▸ **Entries shown**:
☆ ☆ ☆
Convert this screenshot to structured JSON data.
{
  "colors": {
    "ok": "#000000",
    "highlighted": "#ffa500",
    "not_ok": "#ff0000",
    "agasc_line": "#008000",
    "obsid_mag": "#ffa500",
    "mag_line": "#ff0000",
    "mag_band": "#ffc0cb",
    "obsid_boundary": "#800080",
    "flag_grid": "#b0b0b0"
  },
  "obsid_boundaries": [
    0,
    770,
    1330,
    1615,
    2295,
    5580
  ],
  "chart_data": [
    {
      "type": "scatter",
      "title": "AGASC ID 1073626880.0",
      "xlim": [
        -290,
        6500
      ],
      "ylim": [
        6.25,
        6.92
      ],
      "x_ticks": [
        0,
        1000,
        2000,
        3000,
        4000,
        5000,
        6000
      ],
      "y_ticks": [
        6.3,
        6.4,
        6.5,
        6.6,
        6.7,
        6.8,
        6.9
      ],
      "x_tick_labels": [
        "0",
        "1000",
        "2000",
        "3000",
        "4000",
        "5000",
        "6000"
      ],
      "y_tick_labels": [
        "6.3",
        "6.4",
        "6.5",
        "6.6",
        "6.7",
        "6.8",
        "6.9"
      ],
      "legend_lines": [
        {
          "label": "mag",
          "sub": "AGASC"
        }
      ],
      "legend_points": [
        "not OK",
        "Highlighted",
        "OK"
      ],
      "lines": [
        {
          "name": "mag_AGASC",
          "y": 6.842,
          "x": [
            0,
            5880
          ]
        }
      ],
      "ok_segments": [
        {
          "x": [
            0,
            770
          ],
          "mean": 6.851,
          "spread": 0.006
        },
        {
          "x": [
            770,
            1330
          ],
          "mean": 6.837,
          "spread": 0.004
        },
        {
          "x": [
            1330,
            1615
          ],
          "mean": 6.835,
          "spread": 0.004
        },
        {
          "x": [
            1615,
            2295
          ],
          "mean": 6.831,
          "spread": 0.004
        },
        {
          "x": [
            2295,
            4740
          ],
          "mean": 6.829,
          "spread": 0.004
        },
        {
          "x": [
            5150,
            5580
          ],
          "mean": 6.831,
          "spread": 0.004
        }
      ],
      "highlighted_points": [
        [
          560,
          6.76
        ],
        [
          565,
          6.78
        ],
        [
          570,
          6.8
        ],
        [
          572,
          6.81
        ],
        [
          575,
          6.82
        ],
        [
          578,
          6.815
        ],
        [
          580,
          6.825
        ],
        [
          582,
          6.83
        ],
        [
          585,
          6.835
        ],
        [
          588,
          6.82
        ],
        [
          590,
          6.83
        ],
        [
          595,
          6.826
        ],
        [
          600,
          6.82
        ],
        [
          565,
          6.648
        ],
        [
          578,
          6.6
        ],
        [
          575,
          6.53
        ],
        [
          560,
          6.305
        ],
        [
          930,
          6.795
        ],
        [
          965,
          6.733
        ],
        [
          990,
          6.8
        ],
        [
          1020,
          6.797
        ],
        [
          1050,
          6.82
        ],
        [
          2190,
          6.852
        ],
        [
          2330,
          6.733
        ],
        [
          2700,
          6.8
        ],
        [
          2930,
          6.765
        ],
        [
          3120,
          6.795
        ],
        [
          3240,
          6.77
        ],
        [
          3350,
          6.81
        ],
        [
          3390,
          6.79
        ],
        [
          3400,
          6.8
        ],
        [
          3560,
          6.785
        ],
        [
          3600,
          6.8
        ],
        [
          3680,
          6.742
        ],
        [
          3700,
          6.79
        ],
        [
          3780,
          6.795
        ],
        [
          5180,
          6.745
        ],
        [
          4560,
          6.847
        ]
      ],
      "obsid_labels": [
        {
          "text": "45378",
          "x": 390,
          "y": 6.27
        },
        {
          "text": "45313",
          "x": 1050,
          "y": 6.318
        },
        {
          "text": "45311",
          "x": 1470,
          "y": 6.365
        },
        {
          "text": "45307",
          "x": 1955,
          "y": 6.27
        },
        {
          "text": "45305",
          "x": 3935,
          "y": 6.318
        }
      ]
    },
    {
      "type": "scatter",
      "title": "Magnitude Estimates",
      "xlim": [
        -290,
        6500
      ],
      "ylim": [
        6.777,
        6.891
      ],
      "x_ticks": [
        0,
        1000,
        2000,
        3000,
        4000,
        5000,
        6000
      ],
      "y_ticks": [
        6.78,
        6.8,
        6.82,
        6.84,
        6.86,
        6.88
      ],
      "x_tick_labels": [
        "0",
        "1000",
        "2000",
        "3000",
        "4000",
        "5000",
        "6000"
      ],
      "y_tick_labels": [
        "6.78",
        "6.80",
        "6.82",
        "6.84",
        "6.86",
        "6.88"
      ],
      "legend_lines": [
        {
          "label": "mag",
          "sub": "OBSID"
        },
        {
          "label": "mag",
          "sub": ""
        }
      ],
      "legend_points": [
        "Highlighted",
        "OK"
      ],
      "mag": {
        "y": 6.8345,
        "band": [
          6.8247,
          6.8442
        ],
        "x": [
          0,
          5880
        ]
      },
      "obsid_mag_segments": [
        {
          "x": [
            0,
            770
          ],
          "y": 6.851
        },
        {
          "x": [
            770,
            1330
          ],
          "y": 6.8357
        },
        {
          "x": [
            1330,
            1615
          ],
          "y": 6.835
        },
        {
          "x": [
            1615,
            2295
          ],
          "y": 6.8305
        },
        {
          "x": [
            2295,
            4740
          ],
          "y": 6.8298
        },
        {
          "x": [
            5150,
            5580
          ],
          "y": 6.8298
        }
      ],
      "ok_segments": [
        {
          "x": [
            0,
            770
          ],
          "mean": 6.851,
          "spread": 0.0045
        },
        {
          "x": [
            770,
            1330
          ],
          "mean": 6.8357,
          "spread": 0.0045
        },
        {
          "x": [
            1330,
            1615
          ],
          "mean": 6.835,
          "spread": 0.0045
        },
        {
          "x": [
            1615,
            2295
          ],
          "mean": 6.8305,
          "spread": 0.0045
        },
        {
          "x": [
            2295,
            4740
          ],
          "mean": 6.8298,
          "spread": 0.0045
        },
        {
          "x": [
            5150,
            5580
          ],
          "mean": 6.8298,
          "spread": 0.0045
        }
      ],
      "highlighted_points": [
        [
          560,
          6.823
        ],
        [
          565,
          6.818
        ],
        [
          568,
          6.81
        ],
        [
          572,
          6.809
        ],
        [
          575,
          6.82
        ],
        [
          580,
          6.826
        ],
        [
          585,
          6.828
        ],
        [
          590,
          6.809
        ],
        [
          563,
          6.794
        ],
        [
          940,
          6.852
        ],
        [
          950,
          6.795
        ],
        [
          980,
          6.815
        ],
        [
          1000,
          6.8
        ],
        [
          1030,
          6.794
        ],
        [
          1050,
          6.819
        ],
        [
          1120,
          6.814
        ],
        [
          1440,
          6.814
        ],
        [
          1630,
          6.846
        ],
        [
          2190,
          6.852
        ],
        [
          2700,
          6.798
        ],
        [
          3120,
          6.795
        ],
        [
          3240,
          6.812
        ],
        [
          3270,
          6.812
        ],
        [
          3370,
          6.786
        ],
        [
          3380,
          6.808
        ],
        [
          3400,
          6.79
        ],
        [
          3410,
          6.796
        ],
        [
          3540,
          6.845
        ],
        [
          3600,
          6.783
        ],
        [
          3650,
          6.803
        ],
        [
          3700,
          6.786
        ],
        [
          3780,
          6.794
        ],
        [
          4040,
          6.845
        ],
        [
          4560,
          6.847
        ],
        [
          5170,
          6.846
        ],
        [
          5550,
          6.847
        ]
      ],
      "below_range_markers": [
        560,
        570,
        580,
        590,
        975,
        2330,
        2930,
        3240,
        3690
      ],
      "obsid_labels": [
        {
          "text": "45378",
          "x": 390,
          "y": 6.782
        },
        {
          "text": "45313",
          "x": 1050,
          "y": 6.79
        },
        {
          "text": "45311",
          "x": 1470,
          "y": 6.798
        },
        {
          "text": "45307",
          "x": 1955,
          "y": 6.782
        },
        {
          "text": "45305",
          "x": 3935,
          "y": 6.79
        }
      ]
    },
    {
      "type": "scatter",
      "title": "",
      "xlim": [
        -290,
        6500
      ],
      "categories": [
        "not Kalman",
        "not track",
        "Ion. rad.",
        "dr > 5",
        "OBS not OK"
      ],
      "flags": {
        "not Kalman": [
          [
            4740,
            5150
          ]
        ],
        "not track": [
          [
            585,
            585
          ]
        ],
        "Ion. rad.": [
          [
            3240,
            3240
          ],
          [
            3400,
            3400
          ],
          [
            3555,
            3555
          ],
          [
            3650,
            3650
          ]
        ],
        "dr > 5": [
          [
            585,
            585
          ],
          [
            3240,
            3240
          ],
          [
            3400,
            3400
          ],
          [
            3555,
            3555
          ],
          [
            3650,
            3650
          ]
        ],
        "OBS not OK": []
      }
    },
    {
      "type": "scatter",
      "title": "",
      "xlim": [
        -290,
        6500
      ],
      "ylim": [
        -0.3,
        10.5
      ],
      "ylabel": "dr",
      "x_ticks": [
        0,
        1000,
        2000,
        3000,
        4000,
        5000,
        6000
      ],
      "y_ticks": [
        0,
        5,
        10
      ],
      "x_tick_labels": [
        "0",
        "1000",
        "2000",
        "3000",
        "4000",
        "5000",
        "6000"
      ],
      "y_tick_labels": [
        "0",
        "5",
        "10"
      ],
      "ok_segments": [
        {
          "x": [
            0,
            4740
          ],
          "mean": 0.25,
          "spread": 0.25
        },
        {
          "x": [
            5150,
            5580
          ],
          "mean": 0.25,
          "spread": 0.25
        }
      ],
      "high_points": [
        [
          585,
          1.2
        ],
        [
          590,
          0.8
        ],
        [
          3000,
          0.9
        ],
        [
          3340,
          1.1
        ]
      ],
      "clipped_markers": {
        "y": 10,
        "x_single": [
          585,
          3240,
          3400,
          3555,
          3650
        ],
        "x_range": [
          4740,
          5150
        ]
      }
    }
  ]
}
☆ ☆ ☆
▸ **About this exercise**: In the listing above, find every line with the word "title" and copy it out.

▸ **Task response**:
      "title": "AGASC ID 1073626880.0",
      "title": "Magnitude Estimates",
      "title": "",
      "title": "",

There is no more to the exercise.